So who are these hitchhikers and how do I check for them? Some of the really common animals that hitch rides on our indoor/outdoor plants this time of year are frogs, particularly treefrogs. In the case of my neighbors, they had a Cope’s gray treefrog (Dryophytes [Hyla] chrysoscelis) take a ride inside on a big leafy cactus. Green treefrogs (D. cinerea) are also common in our area and just as likely to ride in tucked into the leaf axils or on the back side of the leaves. As you bring them in, check all the nooks and crannies you can around the leaves to ensure you don’t bring one of these frogs indoors, where they are likely to not survive the winter due to the dry conditions in our homes.

Green anoles (Anolis carolinensis), also known as “American chameleons,” might also sneak in on your plants. While they aren’t as likely to dry out in the house, with the indoors being nice and warm, they will be more active, but not be able to find enough food to eat. So if you see one, again, move it on back outdoors. And even if it is on the colder side, this is okay. Like all of our native reptiles and amphibians, they are adapted to the outdoor conditions we have here in the metro ATL area.

Now, believe it or not, there are some critters that may burrow down into the lovely potting soil of our plants. Potted plants make a nice fairly stable environment. As the weather cools, these animals settle into the soil like they would in the forest understory to ride out the cold months. But once they move inside, as the soil in the plant pot warms up, so do the animals, and they may pop up for a look around. And of course, human homes aren’t ideal for these critters. So as you bring your plants in, check the first couple inches or so of your potting soil to make sure you aren’t bringing any extra friends inside.

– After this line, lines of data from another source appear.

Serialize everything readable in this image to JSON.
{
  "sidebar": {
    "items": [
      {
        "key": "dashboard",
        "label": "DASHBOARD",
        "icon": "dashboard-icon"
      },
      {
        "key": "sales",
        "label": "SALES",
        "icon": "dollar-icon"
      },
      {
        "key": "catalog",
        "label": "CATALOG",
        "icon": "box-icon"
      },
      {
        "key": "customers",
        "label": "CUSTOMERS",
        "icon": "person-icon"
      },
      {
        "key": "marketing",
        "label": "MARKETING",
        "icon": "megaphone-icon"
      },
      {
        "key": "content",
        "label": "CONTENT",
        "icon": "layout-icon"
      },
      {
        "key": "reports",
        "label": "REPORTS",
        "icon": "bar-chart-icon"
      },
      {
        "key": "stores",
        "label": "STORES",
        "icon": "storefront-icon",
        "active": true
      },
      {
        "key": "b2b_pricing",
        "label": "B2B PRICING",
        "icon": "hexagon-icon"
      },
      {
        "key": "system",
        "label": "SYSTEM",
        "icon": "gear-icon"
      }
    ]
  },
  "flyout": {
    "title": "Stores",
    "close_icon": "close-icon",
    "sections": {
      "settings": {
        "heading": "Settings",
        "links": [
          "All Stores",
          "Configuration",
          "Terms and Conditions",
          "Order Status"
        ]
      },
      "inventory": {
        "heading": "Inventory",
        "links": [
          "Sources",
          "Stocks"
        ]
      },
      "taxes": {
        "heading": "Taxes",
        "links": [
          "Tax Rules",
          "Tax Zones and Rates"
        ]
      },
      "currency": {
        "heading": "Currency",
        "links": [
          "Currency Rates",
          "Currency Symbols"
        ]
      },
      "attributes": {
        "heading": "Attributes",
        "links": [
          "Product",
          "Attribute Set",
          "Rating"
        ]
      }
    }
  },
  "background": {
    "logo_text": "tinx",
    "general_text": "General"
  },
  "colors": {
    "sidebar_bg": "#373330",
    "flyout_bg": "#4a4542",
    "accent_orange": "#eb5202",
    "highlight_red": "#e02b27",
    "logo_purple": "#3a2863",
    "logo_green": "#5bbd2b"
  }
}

Species that may burrow into your potted plants include American or Fowler’s toads (Anaxyrus americanus or A. fowleri), both of which are common around our homes. There are also a couple of small harmless snakes that may find your potted plants’ very comfy places to dig down in. These include ringneck snakes (Diadophis punctatus), Dekay’s brown snakes (Storeria dekayi), worm snakes (Carphophis amoenus), or either of the two species of earth snakes we have around here (genera Haldea and Virginia). All of these are harmless and can be easily handled and moved back to where they belong.

Helping these critters get back outside is one way we can all be good neighbors! I wish you all the very best for the fall and winter months!

Robert L. Hill
Curator of Herpetology

Connect With Your Wild Side #onlyzooatl